Task objective: Copy every line from the records below that carries the word "Bridge".

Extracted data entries
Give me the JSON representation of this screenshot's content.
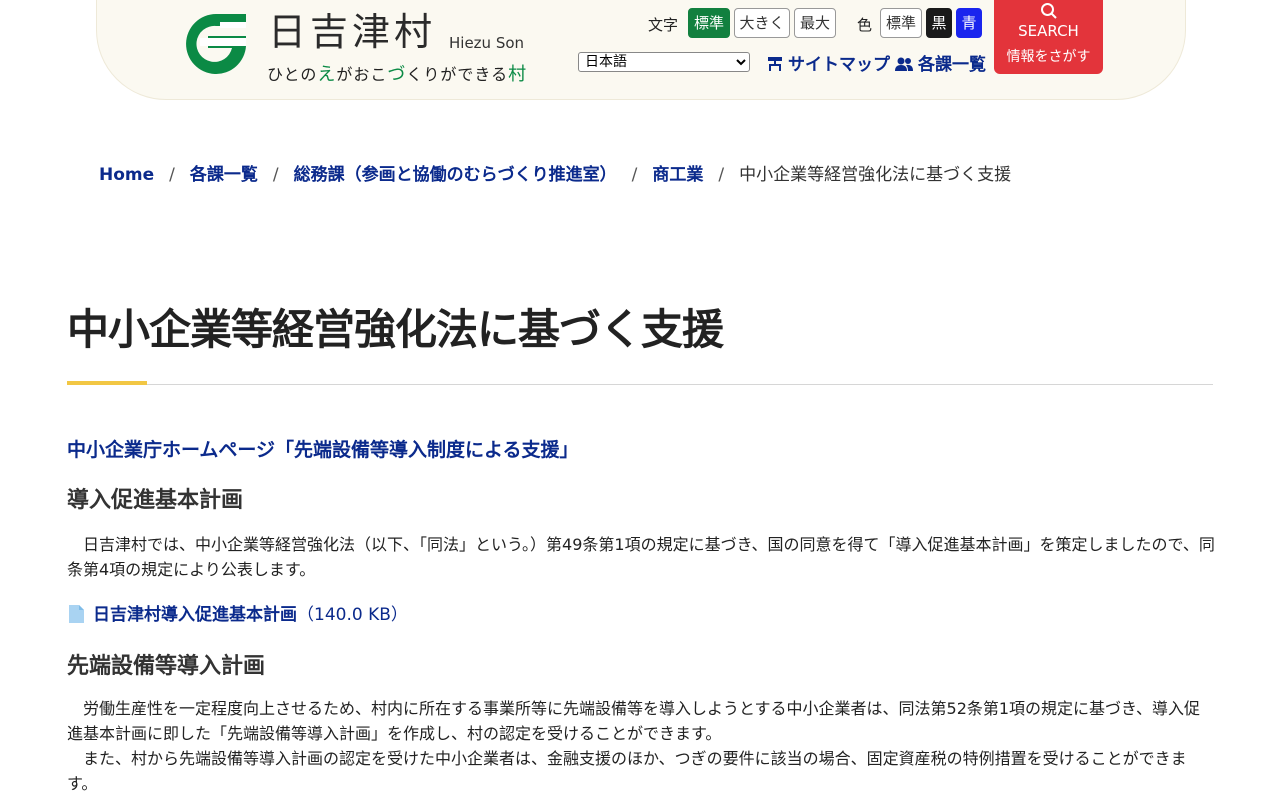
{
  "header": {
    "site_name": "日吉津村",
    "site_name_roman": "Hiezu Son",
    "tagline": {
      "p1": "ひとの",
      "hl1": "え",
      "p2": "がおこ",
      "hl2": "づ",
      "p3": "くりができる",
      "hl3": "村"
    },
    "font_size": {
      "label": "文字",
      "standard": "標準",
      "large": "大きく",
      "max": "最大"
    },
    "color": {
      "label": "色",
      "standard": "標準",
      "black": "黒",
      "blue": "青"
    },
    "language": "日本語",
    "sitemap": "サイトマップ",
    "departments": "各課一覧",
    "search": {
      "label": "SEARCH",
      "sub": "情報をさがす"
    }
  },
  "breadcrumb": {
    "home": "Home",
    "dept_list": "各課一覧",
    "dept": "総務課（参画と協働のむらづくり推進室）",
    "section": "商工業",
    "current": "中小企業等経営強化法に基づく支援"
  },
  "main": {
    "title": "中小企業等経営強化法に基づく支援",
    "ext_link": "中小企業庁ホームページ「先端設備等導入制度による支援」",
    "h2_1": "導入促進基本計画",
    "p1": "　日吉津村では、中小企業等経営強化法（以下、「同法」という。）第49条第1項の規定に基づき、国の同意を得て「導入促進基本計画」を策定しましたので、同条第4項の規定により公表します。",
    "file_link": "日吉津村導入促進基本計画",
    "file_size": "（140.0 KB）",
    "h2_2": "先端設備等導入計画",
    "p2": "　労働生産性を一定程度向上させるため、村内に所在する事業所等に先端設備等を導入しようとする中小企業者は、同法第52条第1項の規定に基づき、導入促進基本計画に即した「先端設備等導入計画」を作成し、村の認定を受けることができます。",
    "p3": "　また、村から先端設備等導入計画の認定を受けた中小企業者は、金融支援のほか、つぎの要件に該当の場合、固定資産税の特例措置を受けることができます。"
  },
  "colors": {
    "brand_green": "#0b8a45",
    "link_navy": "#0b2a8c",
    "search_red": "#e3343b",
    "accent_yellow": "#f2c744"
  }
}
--
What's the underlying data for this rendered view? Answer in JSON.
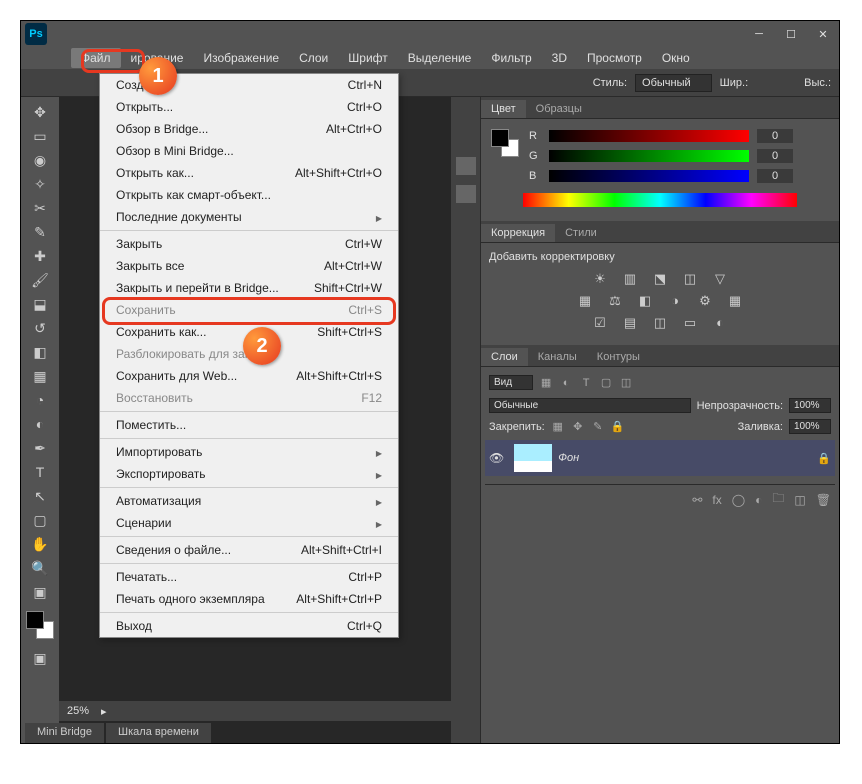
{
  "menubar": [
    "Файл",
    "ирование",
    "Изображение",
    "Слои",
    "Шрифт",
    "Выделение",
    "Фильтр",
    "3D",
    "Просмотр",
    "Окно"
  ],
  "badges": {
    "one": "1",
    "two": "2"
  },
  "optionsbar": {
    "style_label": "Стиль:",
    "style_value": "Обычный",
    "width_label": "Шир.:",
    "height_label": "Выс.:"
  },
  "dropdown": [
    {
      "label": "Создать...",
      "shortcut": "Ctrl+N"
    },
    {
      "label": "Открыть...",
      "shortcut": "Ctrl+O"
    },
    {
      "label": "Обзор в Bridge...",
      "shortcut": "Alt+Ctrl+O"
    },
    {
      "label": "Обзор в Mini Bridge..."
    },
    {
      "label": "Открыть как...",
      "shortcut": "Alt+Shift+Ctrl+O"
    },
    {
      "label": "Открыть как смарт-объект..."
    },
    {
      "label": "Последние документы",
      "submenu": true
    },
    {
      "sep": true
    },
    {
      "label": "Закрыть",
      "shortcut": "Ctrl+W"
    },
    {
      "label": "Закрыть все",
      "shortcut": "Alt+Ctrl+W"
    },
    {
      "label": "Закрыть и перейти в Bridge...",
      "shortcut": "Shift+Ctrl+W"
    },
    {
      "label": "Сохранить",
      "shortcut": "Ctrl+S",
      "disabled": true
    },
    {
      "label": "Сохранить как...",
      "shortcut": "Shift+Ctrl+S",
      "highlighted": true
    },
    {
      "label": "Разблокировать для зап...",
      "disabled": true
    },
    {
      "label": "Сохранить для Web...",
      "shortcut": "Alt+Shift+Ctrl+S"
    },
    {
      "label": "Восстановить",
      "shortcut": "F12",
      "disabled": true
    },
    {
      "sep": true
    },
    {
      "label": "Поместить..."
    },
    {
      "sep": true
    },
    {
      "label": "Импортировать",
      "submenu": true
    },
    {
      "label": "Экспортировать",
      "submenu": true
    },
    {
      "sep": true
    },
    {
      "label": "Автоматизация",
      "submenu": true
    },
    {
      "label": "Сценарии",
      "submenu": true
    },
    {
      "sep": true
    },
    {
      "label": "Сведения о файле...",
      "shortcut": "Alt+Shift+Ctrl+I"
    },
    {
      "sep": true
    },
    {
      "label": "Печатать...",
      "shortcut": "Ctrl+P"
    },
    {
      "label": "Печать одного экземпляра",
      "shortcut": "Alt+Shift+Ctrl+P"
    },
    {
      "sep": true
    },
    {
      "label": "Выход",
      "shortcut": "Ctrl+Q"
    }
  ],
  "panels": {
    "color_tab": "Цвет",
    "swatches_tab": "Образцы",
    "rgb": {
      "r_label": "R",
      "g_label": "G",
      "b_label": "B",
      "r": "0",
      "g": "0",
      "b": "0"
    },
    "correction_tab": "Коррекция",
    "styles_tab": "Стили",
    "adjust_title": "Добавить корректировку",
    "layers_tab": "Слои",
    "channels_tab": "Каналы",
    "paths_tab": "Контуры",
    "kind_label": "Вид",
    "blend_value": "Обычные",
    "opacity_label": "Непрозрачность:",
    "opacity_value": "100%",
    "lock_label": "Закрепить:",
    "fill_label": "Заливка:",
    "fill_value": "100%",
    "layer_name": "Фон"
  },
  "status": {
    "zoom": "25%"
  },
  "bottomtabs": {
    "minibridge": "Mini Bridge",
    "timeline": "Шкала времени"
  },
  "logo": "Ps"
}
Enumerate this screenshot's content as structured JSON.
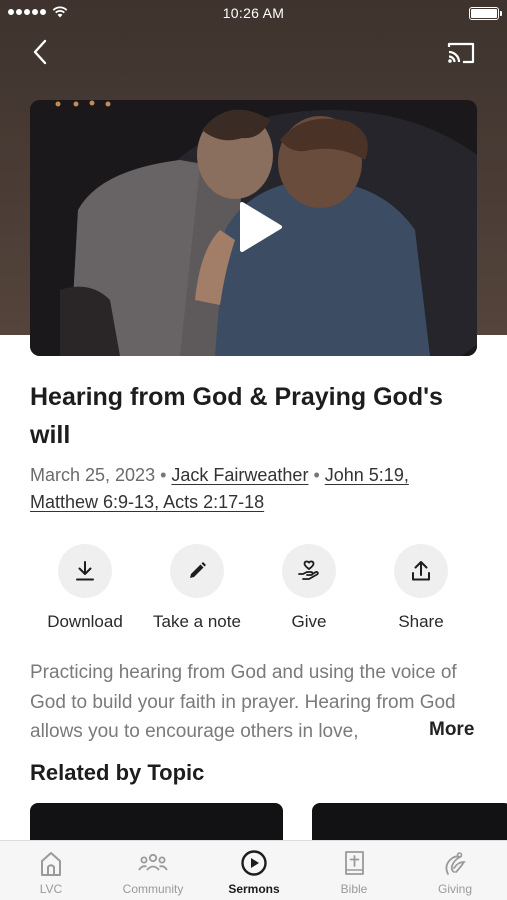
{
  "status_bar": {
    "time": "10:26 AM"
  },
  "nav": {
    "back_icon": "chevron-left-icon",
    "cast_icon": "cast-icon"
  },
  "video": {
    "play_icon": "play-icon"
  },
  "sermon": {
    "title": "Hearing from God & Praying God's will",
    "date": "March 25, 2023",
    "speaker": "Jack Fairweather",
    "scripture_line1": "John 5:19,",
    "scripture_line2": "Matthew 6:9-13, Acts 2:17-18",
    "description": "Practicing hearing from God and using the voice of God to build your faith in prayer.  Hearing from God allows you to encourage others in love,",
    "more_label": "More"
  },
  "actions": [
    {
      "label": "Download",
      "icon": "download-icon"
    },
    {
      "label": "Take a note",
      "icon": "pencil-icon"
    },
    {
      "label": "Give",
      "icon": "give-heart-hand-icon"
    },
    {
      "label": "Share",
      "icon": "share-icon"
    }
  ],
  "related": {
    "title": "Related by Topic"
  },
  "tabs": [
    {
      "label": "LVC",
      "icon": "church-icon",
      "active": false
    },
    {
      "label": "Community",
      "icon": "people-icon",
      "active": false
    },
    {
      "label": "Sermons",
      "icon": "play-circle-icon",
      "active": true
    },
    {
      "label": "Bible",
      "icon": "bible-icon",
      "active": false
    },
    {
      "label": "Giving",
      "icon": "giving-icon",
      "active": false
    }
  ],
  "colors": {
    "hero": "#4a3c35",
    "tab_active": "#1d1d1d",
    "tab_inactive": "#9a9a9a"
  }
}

Worked solution:
      "label": "Обзор в Bridge...",
      "label": "Обзор в Mini Bridge..."
      "label": "Закрыть и перейти в Bridge...",
    "minibridge": "Mini Bridge",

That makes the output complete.